**** GIVEN DATA
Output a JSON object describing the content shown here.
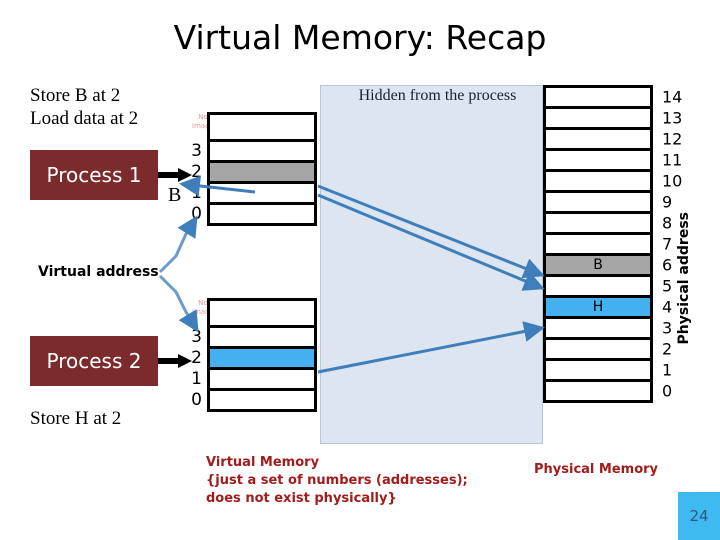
{
  "slide": {
    "title": "Virtual Memory: Recap",
    "page_number": "24"
  },
  "colors": {
    "process_box": "#7b2b2b",
    "hidden_panel": "#dde5f0",
    "gray_cell": "#a6a6a6",
    "blue_cell": "#44b0f0",
    "caption_red": "#a21c1c",
    "badge": "#3fbaf0",
    "arrow": "#3d7ebb"
  },
  "instructions": {
    "store_b": "Store B at 2",
    "load_data": "Load data at 2",
    "store_h": "Store H at 2"
  },
  "processes": [
    {
      "label": "Process 1"
    },
    {
      "label": "Process 2"
    }
  ],
  "labels": {
    "virtual_address": "Virtual address",
    "physical_address": "Physical address",
    "hidden_from_process": "Hidden from the process",
    "b_annotation": "B",
    "no_image": "No\nImage"
  },
  "virtual_memory": {
    "group_1": {
      "cells": [
        {
          "index": "",
          "value": "",
          "fill": "white",
          "partial": true
        },
        {
          "index": "3",
          "value": "",
          "fill": "white",
          "partial": false
        },
        {
          "index": "2",
          "value": "",
          "fill": "gray",
          "partial": false
        },
        {
          "index": "1",
          "value": "",
          "fill": "white",
          "partial": false
        },
        {
          "index": "0",
          "value": "",
          "fill": "white",
          "partial": false
        }
      ]
    },
    "group_2": {
      "cells": [
        {
          "index": "",
          "value": "",
          "fill": "white",
          "partial": true
        },
        {
          "index": "3",
          "value": "",
          "fill": "white",
          "partial": false
        },
        {
          "index": "2",
          "value": "",
          "fill": "blue",
          "partial": false
        },
        {
          "index": "1",
          "value": "",
          "fill": "white",
          "partial": false
        },
        {
          "index": "0",
          "value": "",
          "fill": "white",
          "partial": false
        }
      ]
    }
  },
  "physical_memory": {
    "cells": [
      {
        "index": "14",
        "value": "",
        "fill": "white"
      },
      {
        "index": "13",
        "value": "",
        "fill": "white"
      },
      {
        "index": "12",
        "value": "",
        "fill": "white"
      },
      {
        "index": "11",
        "value": "",
        "fill": "white"
      },
      {
        "index": "10",
        "value": "",
        "fill": "white"
      },
      {
        "index": "9",
        "value": "",
        "fill": "white"
      },
      {
        "index": "8",
        "value": "",
        "fill": "white"
      },
      {
        "index": "7",
        "value": "",
        "fill": "white"
      },
      {
        "index": "6",
        "value": "B",
        "fill": "gray"
      },
      {
        "index": "5",
        "value": "",
        "fill": "white"
      },
      {
        "index": "4",
        "value": "H",
        "fill": "blue"
      },
      {
        "index": "3",
        "value": "",
        "fill": "white"
      },
      {
        "index": "2",
        "value": "",
        "fill": "white"
      },
      {
        "index": "1",
        "value": "",
        "fill": "white"
      },
      {
        "index": "0",
        "value": "",
        "fill": "white"
      }
    ]
  },
  "captions": {
    "virtual_memory": "Virtual Memory\n{just a set of numbers (addresses);\ndoes not exist physically}",
    "physical_memory": "Physical Memory"
  }
}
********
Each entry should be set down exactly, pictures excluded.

Output a JSON object describing the content shown here.
{
  "slide": {
    "title": "Virtual Memory: Recap",
    "page_number": "24"
  },
  "colors": {
    "process_box": "#7b2b2b",
    "hidden_panel": "#dde5f0",
    "gray_cell": "#a6a6a6",
    "blue_cell": "#44b0f0",
    "caption_red": "#a21c1c",
    "badge": "#3fbaf0",
    "arrow": "#3d7ebb"
  },
  "instructions": {
    "store_b": "Store B at 2",
    "load_data": "Load data at 2",
    "store_h": "Store H at 2"
  },
  "processes": [
    {
      "label": "Process 1"
    },
    {
      "label": "Process 2"
    }
  ],
  "labels": {
    "virtual_address": "Virtual address",
    "physical_address": "Physical address",
    "hidden_from_process": "Hidden from the process",
    "b_annotation": "B",
    "no_image": "No\nImage"
  },
  "virtual_memory": {
    "group_1": {
      "cells": [
        {
          "index": "",
          "value": "",
          "fill": "white",
          "partial": true
        },
        {
          "index": "3",
          "value": "",
          "fill": "white",
          "partial": false
        },
        {
          "index": "2",
          "value": "",
          "fill": "gray",
          "partial": false
        },
        {
          "index": "1",
          "value": "",
          "fill": "white",
          "partial": false
        },
        {
          "index": "0",
          "value": "",
          "fill": "white",
          "partial": false
        }
      ]
    },
    "group_2": {
      "cells": [
        {
          "index": "",
          "value": "",
          "fill": "white",
          "partial": true
        },
        {
          "index": "3",
          "value": "",
          "fill": "white",
          "partial": false
        },
        {
          "index": "2",
          "value": "",
          "fill": "blue",
          "partial": false
        },
        {
          "index": "1",
          "value": "",
          "fill": "white",
          "partial": false
        },
        {
          "index": "0",
          "value": "",
          "fill": "white",
          "partial": false
        }
      ]
    }
  },
  "physical_memory": {
    "cells": [
      {
        "index": "14",
        "value": "",
        "fill": "white"
      },
      {
        "index": "13",
        "value": "",
        "fill": "white"
      },
      {
        "index": "12",
        "value": "",
        "fill": "white"
      },
      {
        "index": "11",
        "value": "",
        "fill": "white"
      },
      {
        "index": "10",
        "value": "",
        "fill": "white"
      },
      {
        "index": "9",
        "value": "",
        "fill": "white"
      },
      {
        "index": "8",
        "value": "",
        "fill": "white"
      },
      {
        "index": "7",
        "value": "",
        "fill": "white"
      },
      {
        "index": "6",
        "value": "B",
        "fill": "gray"
      },
      {
        "index": "5",
        "value": "",
        "fill": "white"
      },
      {
        "index": "4",
        "value": "H",
        "fill": "blue"
      },
      {
        "index": "3",
        "value": "",
        "fill": "white"
      },
      {
        "index": "2",
        "value": "",
        "fill": "white"
      },
      {
        "index": "1",
        "value": "",
        "fill": "white"
      },
      {
        "index": "0",
        "value": "",
        "fill": "white"
      }
    ]
  },
  "captions": {
    "virtual_memory": "Virtual Memory\n{just a set of numbers (addresses);\ndoes not exist physically}",
    "physical_memory": "Physical Memory"
  }
}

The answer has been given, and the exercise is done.